Nicaragua Elected to UN NGO Committee
Nicaragua was elected by acclamation to the United Nations Non-Governmental Organizations Committee, during a meeting of the Economic and Social Council (ECOSOC) held last week. The Nicaragua Permanent Representative to the United Nations, Jaime Hermida stated that “the international community once again places its full trust in the great work of Nicaragua in this important Committee, where we will ensure that the relationship between the United Nations and NGOs is in accordance with the UN Charter, for the benefit of Member States and our peoples.” (Nicaragua News, 19 April 2022)

Second Delivery of Food for the Lunch Program Began this Week
The Ministry of Education began the distribution of 222,000 hundred weights of food for  the school meal program in all schools in the country, which covers 60 days of food for children in public schools. The Vice Minister of Education, Francis Díaz Madriz, explained that 23,000 hundred weights of extra food were allocated for the dry corridor, to prevent malnutrition in children. (Radio La Primerisima, 19 April 2022)

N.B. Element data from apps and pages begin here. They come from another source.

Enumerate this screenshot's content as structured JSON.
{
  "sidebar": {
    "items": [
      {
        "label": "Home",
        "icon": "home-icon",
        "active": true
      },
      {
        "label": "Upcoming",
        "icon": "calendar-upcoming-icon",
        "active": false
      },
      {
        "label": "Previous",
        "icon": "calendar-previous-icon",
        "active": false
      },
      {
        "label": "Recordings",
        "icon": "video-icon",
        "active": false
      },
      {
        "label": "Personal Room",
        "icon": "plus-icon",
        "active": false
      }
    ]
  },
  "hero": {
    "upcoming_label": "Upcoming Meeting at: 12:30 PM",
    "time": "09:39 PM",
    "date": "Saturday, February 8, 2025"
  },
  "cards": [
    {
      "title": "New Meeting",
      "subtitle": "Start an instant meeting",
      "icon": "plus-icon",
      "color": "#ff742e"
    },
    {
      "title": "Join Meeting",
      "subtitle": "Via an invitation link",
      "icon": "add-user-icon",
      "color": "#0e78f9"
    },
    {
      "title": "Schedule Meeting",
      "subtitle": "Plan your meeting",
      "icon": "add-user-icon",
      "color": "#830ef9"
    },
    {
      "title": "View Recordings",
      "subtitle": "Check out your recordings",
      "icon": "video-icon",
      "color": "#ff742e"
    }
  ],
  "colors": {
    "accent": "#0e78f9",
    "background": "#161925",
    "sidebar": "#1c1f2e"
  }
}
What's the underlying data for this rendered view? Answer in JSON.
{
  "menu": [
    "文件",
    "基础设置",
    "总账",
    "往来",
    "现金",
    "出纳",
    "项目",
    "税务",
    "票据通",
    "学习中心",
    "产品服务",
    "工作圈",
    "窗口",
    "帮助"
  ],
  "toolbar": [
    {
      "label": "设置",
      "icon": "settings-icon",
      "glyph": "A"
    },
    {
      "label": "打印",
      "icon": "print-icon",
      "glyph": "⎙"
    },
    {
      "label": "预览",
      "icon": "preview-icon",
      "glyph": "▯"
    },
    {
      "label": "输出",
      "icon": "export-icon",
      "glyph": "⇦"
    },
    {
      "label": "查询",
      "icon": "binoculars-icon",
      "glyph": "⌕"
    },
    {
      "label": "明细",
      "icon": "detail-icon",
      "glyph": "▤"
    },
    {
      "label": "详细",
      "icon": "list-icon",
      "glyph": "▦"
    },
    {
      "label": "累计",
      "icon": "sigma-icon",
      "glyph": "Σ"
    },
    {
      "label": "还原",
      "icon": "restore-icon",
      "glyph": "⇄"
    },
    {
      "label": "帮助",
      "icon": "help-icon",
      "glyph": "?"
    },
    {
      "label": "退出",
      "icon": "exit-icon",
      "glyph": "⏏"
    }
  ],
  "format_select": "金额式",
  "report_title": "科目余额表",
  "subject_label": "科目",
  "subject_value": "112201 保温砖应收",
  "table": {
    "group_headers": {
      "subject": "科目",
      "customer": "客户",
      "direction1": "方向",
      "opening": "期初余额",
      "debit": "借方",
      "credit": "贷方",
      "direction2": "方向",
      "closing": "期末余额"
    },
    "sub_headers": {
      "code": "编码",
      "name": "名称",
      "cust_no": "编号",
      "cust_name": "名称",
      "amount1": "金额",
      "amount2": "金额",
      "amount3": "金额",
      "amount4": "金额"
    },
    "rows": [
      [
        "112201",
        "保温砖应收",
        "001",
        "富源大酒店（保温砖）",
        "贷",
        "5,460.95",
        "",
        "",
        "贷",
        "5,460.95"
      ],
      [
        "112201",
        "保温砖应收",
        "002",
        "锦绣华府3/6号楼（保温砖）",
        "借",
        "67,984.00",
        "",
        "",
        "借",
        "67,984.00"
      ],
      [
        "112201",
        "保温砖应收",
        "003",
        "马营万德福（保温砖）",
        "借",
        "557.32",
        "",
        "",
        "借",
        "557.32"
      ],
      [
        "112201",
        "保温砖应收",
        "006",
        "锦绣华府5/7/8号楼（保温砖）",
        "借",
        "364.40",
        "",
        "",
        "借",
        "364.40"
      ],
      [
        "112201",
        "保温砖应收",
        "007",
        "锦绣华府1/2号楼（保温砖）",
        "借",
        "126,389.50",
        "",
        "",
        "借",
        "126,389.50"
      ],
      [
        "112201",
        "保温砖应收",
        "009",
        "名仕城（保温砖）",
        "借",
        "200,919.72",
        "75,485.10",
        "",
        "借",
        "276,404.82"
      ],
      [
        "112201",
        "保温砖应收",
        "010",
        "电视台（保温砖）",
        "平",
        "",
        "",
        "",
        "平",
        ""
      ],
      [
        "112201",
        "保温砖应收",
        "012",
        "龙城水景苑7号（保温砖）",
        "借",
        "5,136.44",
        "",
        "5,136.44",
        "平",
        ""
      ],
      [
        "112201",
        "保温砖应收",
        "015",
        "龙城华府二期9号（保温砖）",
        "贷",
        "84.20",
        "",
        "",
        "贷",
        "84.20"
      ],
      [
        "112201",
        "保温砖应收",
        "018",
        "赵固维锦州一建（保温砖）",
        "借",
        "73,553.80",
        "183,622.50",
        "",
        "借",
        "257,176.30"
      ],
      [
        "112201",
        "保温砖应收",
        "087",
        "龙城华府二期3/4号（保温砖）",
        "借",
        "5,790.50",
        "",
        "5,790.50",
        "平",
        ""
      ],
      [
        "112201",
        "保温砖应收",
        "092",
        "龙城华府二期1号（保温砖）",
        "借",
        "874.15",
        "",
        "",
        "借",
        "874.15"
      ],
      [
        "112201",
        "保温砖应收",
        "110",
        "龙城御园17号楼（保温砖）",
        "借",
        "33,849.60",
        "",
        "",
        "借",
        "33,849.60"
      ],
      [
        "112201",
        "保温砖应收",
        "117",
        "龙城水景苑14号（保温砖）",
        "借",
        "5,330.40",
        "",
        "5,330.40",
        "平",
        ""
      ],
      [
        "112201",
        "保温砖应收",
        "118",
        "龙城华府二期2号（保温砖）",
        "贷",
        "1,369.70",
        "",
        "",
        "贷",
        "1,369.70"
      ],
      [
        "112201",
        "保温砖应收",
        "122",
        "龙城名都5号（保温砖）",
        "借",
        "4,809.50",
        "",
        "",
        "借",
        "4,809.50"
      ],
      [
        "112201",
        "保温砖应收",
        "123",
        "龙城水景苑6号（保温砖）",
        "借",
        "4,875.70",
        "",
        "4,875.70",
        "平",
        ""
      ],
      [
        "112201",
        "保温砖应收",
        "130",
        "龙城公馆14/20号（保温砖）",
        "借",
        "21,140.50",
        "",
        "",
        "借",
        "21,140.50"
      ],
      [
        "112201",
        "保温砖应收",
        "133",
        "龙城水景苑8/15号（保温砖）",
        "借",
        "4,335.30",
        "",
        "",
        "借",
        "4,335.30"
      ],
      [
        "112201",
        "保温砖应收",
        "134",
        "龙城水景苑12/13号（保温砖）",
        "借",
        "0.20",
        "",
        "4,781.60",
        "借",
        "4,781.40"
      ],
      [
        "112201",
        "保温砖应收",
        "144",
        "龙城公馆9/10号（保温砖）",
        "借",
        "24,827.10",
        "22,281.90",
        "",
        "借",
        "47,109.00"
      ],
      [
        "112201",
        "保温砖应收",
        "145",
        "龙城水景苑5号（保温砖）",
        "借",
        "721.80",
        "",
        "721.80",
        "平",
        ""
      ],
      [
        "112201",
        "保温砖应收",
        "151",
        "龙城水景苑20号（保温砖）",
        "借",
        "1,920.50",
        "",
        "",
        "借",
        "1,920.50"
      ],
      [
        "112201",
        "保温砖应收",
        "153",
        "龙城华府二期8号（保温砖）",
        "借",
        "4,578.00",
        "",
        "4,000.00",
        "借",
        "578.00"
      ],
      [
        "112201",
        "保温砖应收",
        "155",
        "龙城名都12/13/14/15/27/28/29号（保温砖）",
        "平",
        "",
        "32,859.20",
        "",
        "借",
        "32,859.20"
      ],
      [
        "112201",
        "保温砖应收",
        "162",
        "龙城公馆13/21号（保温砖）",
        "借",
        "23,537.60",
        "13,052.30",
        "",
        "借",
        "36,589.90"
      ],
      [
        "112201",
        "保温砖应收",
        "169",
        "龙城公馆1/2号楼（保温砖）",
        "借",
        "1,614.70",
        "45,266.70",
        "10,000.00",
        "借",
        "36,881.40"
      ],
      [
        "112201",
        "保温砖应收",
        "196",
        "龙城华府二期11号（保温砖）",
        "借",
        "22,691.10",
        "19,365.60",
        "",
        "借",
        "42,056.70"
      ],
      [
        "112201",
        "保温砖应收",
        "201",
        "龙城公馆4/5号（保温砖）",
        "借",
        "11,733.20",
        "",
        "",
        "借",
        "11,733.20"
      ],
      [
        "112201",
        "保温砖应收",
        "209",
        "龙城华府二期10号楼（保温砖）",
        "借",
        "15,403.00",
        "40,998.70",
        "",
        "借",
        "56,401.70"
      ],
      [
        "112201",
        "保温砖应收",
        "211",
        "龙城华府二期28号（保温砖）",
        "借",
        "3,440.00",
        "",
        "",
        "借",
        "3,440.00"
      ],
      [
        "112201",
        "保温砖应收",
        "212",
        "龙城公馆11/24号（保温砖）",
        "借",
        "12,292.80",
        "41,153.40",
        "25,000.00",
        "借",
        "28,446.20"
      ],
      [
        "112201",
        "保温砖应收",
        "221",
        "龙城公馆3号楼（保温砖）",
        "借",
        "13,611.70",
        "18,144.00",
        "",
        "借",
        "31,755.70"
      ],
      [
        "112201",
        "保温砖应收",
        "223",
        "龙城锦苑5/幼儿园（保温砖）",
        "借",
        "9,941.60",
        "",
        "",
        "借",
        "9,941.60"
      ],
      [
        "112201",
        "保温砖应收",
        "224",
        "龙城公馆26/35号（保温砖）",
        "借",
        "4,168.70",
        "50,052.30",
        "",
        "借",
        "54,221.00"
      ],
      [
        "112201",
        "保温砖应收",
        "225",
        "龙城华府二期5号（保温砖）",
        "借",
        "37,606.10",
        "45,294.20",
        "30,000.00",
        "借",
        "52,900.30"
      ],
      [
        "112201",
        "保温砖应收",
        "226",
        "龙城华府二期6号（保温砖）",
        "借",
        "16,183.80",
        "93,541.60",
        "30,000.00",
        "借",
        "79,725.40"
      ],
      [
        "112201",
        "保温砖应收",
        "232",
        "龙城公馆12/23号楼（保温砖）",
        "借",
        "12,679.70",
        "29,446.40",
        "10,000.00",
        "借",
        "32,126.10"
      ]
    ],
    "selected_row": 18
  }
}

Renewable Energy for South Caribbean Region
The National Electricity Transmission Company inaugurated a 165-solar panel system in Nueva Esperanza community, Pearl Lagoon municipality of the Nicaragua Southern Caribbean Autonomous Region, benefiting 860 inhabitants. The US$357,022 funding was provided by the General Budget of the Republic, with support of the Export and Import Bank of South Korea and is part of the Supply and Installation of Solar Panels in Rural Areas Project of the National Program for Sustainable Electrification and Renewable Energy, that the Nicaragua Government is implementing in the 153 municipalities of the country. (Nicaragua News, 19 April 2022)

8,000 Nicaraguan Migrants in Mexico
The National Migration Institute (INM) of Mexico announced it had rescued [from cartel smugglers] 115,379 foreign migrants during their entry and transit through Mexican territory between January 1 and April 13. Some 97,730 are of legal age (69,868 male and 27,862) and 17,649 are minors (10,226 boys and 7,423 girls). 14,105 minors were accompanied by an adult or guardian and 3,544 were traveling alone. Some 21,965 are from Honduras, 21,954 from Guatemala,  15,907 from Cuba, 8,270 are Nicaraguan, 6,931 from El Salvador, and 40,352 from other countries. Of the latter, 6,188 are people of non-continental origin: 2,754 from Asia, 2,140 from Europe, 1,282 from Africa and 12 from Oceania. The five states in the country with the highest number of foreign migrants are Chiapas, with 25,768; Mexico City, 13,213; Baja California, 11,507; Tabasco, 10,099; and Veracruz, 7,794. (Radio La Primerisima, 18 April 2022)